While a student at Colgate, Anthony interned at the Picker Art Gallery and worked with architecture professor Eric Van Schaack on a book about the 19th century residential constructions in Hamilton, titled Seeing Hamilton: Your Guide to Village Architecture. Anthony is still able to name every one of his art professors — many of whom sparked his interest in art so much that he changed his major from chemistry to art and art history. Before graduating from Colgate, he spent his junior year studying at the Institute for Architecture and Urban Studies in New York City.

Post-graduation, Anthony worked extensively with nonprofits, galleries, museums, and development entities including his role as the director of Exit Art — which he did for 13 years. Anthony is now focused on expanding the reach of Arts Connect New York.

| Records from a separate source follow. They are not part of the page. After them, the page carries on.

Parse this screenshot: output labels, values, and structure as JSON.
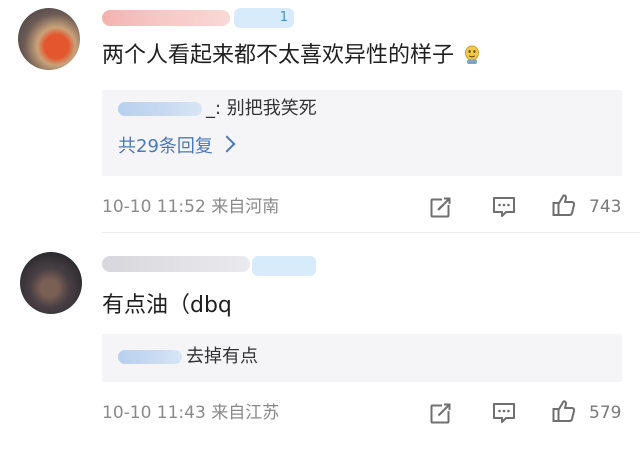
{
  "comments": [
    {
      "badge": "1",
      "text": "两个人看起来都不太喜欢异性的样子",
      "reply": {
        "text": "_: 别把我笑死",
        "view_more": "共29条回复"
      },
      "time": "10-10 11:52",
      "location": "来自河南",
      "likes": "743"
    },
    {
      "badge": "",
      "text": "有点油（dbq",
      "reply": {
        "text": "去掉有点"
      },
      "time": "10-10 11:43",
      "location": "来自江苏",
      "likes": "579"
    }
  ],
  "icons": {
    "share": "share-icon",
    "comment": "comment-icon",
    "like": "thumbs-up-icon",
    "chevron": "chevron-right-icon",
    "emoji": "emoji-icon"
  },
  "colors": {
    "link_blue": "#4b79b7",
    "reply_bg": "#f5f5f7",
    "meta_gray": "#8a8a8a"
  }
}
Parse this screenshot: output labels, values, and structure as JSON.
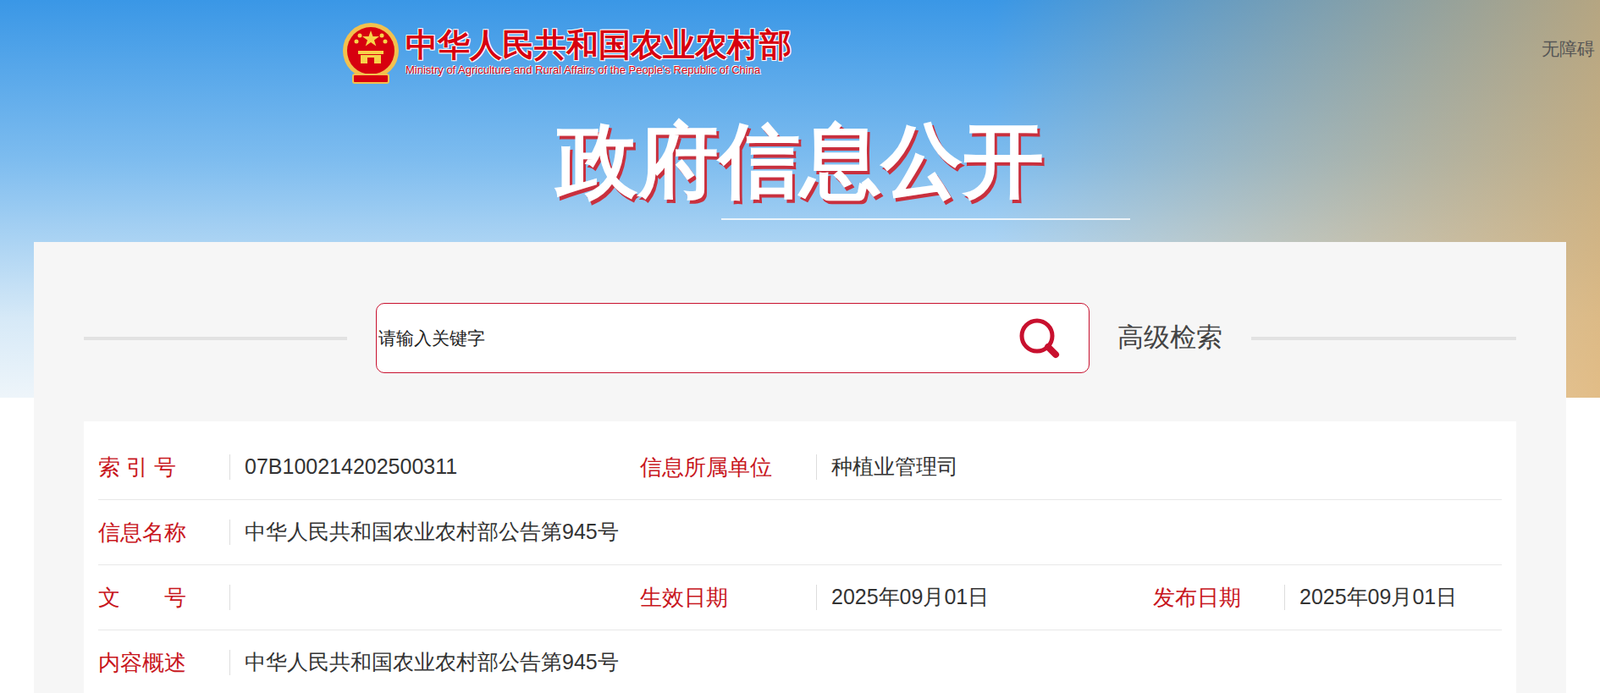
{
  "header": {
    "title": "中华人民共和国农业农村部",
    "subtitle": "Ministry of Agriculture and Rural Affairs of the People's Republic of China",
    "accessibility": "无障碍"
  },
  "banner": {
    "title": "政府信息公开"
  },
  "search": {
    "placeholder": "请输入关键字",
    "advanced": "高级检索"
  },
  "info": {
    "rows": [
      {
        "fields": [
          {
            "label": "索 引 号",
            "value": "07B100214202500311"
          },
          {
            "label": "信息所属单位",
            "value": "种植业管理司"
          }
        ]
      },
      {
        "fields": [
          {
            "label": "信息名称",
            "value": "中华人民共和国农业农村部公告第945号"
          }
        ]
      },
      {
        "fields": [
          {
            "label": "文　　号",
            "value": ""
          },
          {
            "label": "生效日期",
            "value": "2025年09月01日"
          },
          {
            "label": "发布日期",
            "value": "2025年09月01日"
          }
        ]
      },
      {
        "fields": [
          {
            "label": "内容概述",
            "value": "中华人民共和国农业农村部公告第945号"
          }
        ]
      }
    ]
  }
}
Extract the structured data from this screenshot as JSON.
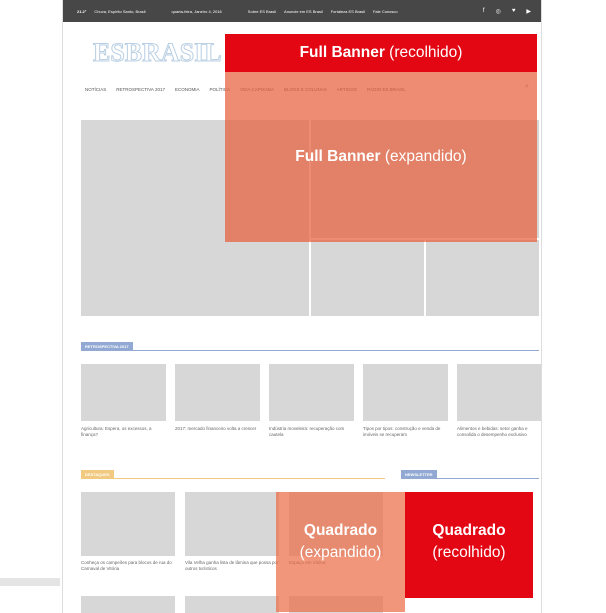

“When you’re doing something you love, it’s not hard to get up in the morning,” said Anthony. “Every day I ask, how can I expand the mission and who are the underserved communities we haven’t reached?”
— Hannah O’Malley ’17



Reminiscent of the Schoolhouse Rock logo, Alphabravo spells out the letters of the NATO Phonetic Alphabet.

James Esber
87 Ways to Kill Time
Clifford Gallery
October 29–December 12
M–F 10:30 a.m. to 4:30 p.m.;weekends 1–5 p.m.

In his multimedia works, James Esber addresses notions of distortion and perception by mining the pawed-over icons of popular culture. His paintings present an array of visual puzzles — cutting, fragmenting, and distorting found images before remaking them as graphic objects in a range of materials, including stretch fabric, vinyl, and plasticine.

This exhibition includes samples of work from the last four decades, collapsing time by juxtaposing older and newer works based on themes and visual language.

Esber’s style has been described by critic and curator Robert Storr as a kind of “chunky elegance … the product of an imagination keyed to contradiction, and of a talent capable of calibrating the artifice to produce both effects with apparently natural unnaturalness.”

For example, with Alphabravo (pictured), Esber used a cartoon motif while making a statement about war. Reminiscent of the Schoolhouse Rock logo, Alphabravo spells out the letters of the NATO Phonetic Alphabet.